WHAT TO PRODUCE:
Line by line, copy the entries exactly, excluding the pictures.

Interface dataset entries

--------------------

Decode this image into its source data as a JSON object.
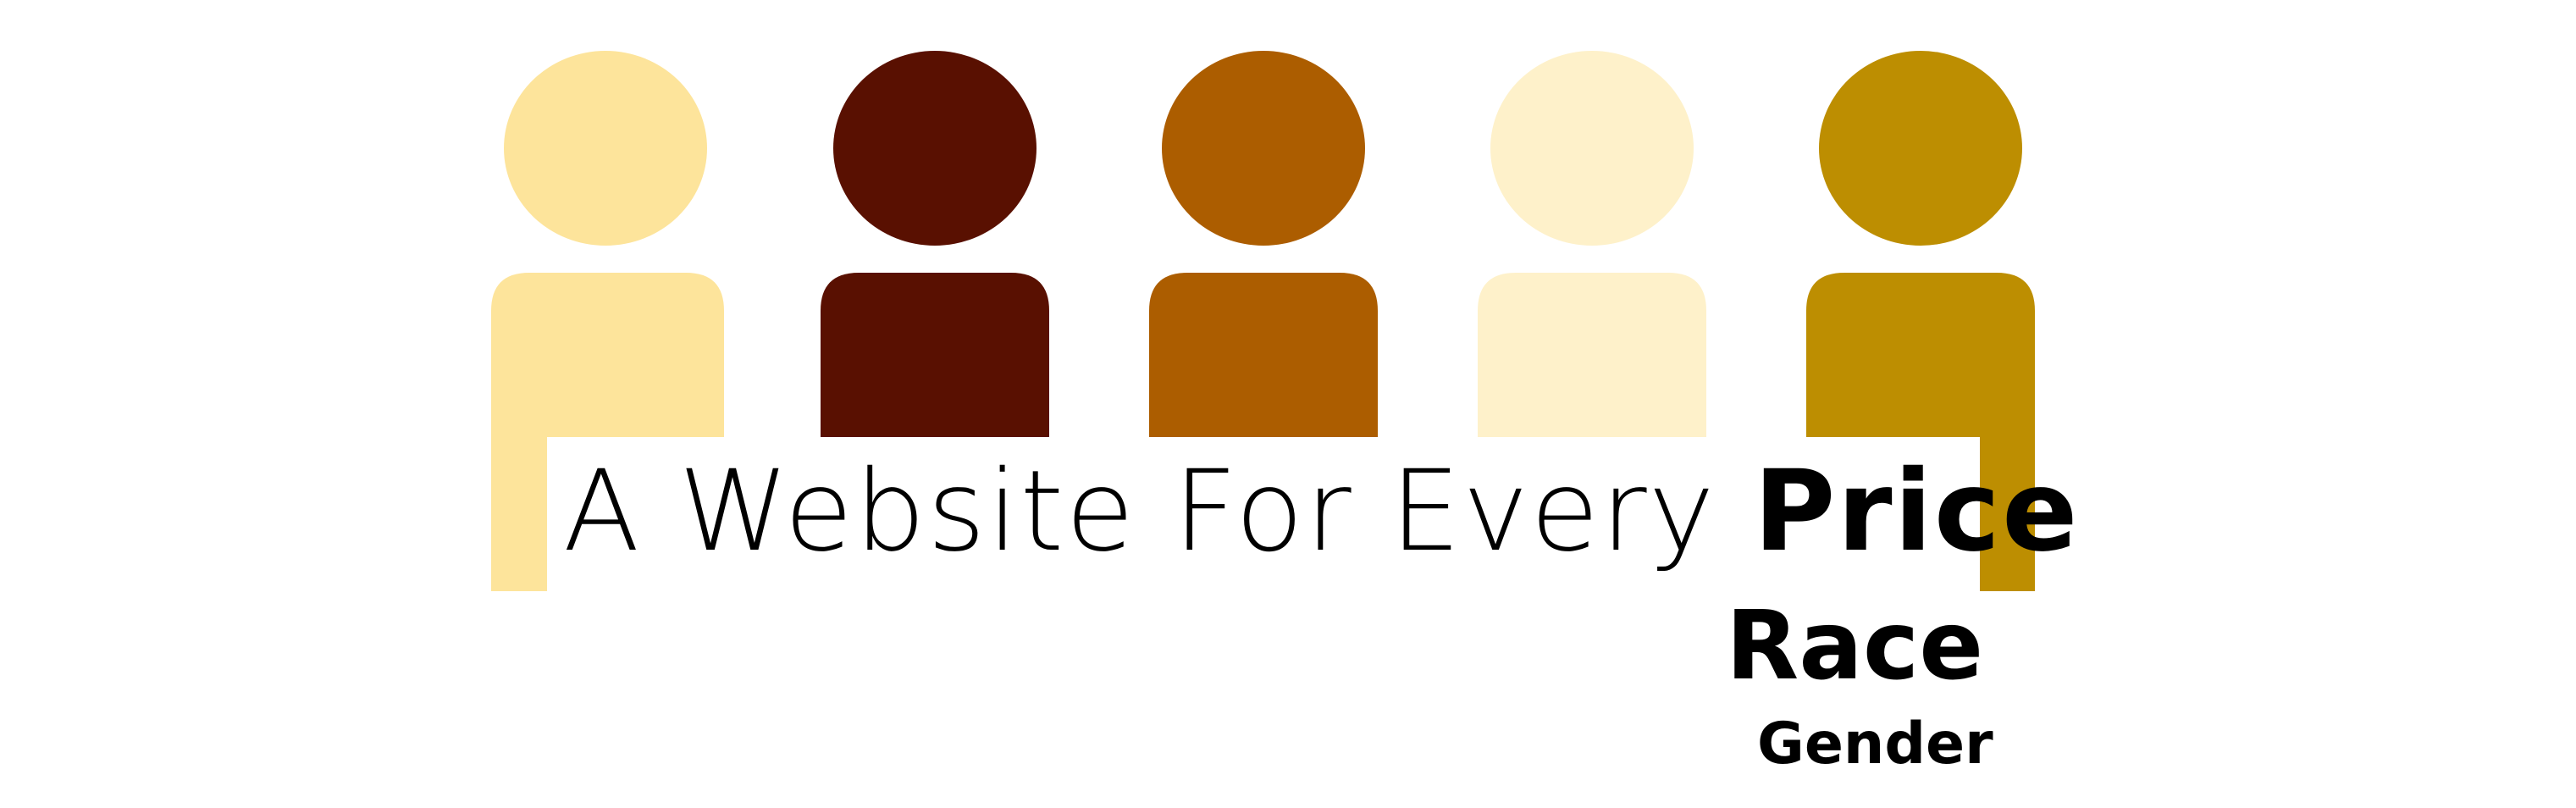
{
  "logo": {
    "tagline_lead": "A Website For Every",
    "tagline_emphasis": "Price",
    "second_word": "Race",
    "third_word": "Gender"
  },
  "figures": [
    {
      "name": "person-figure-1",
      "color": "#FDE49B"
    },
    {
      "name": "person-figure-2",
      "color": "#591001"
    },
    {
      "name": "person-figure-3",
      "color": "#AC5D00"
    },
    {
      "name": "person-figure-4",
      "color": "#FEF1CA"
    },
    {
      "name": "person-figure-5",
      "color": "#BD8E01"
    }
  ]
}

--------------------

TASK OUTPUT:
Decode this image into its source data as a JSON object.
{
  "logo": {
    "tagline_lead": "A Website For Every",
    "tagline_emphasis": "Price",
    "second_word": "Race",
    "third_word": "Gender"
  },
  "figures": [
    {
      "name": "person-figure-1",
      "color": "#FDE49B"
    },
    {
      "name": "person-figure-2",
      "color": "#591001"
    },
    {
      "name": "person-figure-3",
      "color": "#AC5D00"
    },
    {
      "name": "person-figure-4",
      "color": "#FEF1CA"
    },
    {
      "name": "person-figure-5",
      "color": "#BD8E01"
    }
  ]
}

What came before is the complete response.